▶ [EXERCISE PROMPT] Copy, from the entries below, each line in which the string "Display" appears.

Start of PROVIDED INFORMATION

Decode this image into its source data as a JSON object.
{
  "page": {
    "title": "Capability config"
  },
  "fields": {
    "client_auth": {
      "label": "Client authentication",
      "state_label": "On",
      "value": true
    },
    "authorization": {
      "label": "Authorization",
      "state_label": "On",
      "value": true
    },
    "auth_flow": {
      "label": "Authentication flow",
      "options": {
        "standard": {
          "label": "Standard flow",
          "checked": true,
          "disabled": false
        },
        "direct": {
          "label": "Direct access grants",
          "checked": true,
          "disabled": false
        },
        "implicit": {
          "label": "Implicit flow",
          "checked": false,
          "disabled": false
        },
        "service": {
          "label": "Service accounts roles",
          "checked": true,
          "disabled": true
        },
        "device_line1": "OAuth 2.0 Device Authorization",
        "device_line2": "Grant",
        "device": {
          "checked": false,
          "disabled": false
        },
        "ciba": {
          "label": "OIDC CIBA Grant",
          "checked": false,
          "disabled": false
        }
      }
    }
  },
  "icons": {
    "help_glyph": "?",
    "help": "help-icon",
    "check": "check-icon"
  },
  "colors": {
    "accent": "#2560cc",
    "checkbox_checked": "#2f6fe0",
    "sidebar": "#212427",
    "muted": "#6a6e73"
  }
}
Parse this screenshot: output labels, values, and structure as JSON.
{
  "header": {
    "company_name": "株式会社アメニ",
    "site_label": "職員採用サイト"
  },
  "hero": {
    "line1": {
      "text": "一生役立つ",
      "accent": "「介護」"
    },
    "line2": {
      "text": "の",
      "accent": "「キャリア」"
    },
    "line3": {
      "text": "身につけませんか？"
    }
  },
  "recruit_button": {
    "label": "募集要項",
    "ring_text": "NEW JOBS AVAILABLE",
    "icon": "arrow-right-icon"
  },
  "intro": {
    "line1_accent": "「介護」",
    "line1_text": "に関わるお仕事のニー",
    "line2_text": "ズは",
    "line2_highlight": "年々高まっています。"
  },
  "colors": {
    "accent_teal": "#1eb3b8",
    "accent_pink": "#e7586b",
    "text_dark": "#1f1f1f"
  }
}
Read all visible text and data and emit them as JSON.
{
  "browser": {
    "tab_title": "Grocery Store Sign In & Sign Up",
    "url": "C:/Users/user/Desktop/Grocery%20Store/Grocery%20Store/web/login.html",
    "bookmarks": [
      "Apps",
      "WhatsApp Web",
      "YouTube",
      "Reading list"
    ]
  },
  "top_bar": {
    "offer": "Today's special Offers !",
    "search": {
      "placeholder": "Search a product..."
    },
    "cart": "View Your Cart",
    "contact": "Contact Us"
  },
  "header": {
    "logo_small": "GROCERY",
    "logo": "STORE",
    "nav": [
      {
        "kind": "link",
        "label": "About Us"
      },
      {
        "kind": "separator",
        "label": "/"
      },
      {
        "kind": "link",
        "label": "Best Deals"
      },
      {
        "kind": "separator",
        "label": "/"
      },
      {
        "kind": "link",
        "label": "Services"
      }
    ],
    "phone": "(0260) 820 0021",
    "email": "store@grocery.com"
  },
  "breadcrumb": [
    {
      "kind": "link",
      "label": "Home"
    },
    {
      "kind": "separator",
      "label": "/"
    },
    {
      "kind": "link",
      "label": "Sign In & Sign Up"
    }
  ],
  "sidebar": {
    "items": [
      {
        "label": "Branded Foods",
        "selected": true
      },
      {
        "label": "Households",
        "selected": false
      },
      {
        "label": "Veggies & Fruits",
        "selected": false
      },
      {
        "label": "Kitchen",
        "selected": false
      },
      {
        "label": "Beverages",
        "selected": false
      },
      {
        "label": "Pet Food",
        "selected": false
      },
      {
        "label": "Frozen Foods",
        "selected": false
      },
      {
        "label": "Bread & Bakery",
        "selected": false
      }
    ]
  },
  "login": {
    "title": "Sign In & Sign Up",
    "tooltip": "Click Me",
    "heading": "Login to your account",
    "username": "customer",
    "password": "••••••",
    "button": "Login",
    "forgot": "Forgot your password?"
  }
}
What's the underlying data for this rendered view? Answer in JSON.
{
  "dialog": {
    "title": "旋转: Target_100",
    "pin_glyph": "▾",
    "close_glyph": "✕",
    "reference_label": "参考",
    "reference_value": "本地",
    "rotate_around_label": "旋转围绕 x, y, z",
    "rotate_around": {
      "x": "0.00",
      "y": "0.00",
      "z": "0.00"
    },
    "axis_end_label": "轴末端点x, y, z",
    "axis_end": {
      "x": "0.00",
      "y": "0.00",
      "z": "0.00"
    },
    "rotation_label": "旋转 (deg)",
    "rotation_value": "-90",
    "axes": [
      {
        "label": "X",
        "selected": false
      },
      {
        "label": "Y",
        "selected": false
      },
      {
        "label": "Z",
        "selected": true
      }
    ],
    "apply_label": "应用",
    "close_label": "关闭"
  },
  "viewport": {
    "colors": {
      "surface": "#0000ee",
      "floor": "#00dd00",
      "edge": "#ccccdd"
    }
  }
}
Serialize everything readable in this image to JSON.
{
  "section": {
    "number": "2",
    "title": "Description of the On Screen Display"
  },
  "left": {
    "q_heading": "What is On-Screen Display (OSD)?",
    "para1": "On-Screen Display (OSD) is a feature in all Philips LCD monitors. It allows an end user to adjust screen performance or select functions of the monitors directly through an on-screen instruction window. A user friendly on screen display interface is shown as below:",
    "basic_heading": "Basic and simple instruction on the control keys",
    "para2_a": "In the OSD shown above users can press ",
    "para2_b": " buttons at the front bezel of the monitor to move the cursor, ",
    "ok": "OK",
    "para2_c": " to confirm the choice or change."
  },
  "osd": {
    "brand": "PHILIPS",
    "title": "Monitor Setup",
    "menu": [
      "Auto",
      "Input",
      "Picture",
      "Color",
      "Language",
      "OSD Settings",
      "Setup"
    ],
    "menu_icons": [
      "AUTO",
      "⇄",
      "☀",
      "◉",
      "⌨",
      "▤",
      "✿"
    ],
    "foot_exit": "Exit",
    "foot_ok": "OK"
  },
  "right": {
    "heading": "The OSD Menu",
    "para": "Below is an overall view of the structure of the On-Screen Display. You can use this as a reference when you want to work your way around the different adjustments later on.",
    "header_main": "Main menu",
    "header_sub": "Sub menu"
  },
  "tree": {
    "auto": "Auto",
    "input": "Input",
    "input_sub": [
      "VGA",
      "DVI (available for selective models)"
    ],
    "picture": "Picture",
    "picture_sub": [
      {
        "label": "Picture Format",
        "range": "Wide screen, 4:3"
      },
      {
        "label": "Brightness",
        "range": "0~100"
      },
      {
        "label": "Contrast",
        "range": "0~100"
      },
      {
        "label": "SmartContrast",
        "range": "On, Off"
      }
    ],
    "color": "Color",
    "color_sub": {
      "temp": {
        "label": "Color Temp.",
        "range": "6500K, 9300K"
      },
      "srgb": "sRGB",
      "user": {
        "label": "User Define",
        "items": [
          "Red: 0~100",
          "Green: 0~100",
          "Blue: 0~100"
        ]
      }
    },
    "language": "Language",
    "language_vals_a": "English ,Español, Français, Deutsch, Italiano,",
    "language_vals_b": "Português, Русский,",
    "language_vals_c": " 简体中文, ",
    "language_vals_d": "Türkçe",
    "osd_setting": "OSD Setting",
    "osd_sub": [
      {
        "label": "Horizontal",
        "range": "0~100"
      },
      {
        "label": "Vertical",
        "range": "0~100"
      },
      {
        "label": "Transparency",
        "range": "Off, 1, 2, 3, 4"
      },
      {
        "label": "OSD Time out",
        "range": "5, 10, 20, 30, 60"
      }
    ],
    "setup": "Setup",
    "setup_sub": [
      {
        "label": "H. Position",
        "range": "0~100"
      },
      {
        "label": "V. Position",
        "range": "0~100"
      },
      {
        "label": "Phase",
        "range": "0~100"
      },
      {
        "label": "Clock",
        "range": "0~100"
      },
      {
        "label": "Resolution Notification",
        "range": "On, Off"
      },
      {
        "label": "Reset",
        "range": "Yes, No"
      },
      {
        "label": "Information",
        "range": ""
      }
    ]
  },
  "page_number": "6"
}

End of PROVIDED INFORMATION

▶ [RESPONSE TO THIS TASK]
    "title": "Description of the On Screen Display"
    "q_heading": "What is On-Screen Display (OSD)?",
    "para1": "On-Screen Display (OSD) is a feature in all Philips LCD monitors. It allows an end user to adjust screen performance or select functions of the monitors directly through an on-screen instruction window. A user friendly on screen display interface is shown as below:",
    "para": "Below is an overall view of the structure of the On-Screen Display. You can use this as a reference when you want to work your way around the different adjustments later on.",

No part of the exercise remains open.